- [Task brief]: Reprint each record exactly. Pictures are not reprinted.

- [Data to examine]:
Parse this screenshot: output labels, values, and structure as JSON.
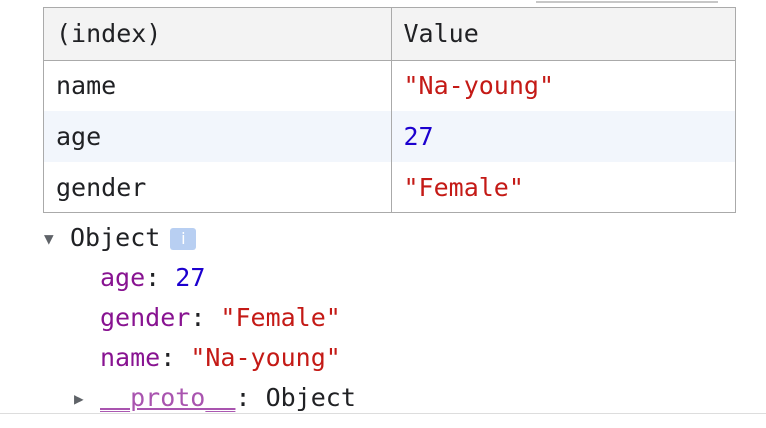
{
  "table": {
    "columns": [
      "(index)",
      "Value"
    ],
    "rows": [
      {
        "index": "name",
        "value": "\"Na-young\""
      },
      {
        "index": "age",
        "value": "27"
      },
      {
        "index": "gender",
        "value": "\"Female\""
      }
    ]
  },
  "object_tree": {
    "label": "Object",
    "info_glyph": "i",
    "properties": [
      {
        "key": "age",
        "value": "27"
      },
      {
        "key": "gender",
        "value": "\"Female\""
      },
      {
        "key": "name",
        "value": "\"Na-young\""
      }
    ],
    "proto": {
      "key": "__proto__",
      "value": "Object"
    }
  },
  "syntax_colors": {
    "string": "#c41a16",
    "number": "#1c00cf",
    "key": "#881391",
    "plain": "#202124"
  },
  "icons": {
    "expand_caret": "triangle-down",
    "collapsed_caret": "triangle-right",
    "info": "info-badge"
  }
}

- [Reply]:
Parse this screenshot: output labels, values, and structure as JSON.
{
  "table": {
    "columns": [
      "(index)",
      "Value"
    ],
    "rows": [
      {
        "index": "name",
        "value": "\"Na-young\""
      },
      {
        "index": "age",
        "value": "27"
      },
      {
        "index": "gender",
        "value": "\"Female\""
      }
    ]
  },
  "object_tree": {
    "label": "Object",
    "info_glyph": "i",
    "properties": [
      {
        "key": "age",
        "value": "27"
      },
      {
        "key": "gender",
        "value": "\"Female\""
      },
      {
        "key": "name",
        "value": "\"Na-young\""
      }
    ],
    "proto": {
      "key": "__proto__",
      "value": "Object"
    }
  },
  "syntax_colors": {
    "string": "#c41a16",
    "number": "#1c00cf",
    "key": "#881391",
    "plain": "#202124"
  },
  "icons": {
    "expand_caret": "triangle-down",
    "collapsed_caret": "triangle-right",
    "info": "info-badge"
  }
}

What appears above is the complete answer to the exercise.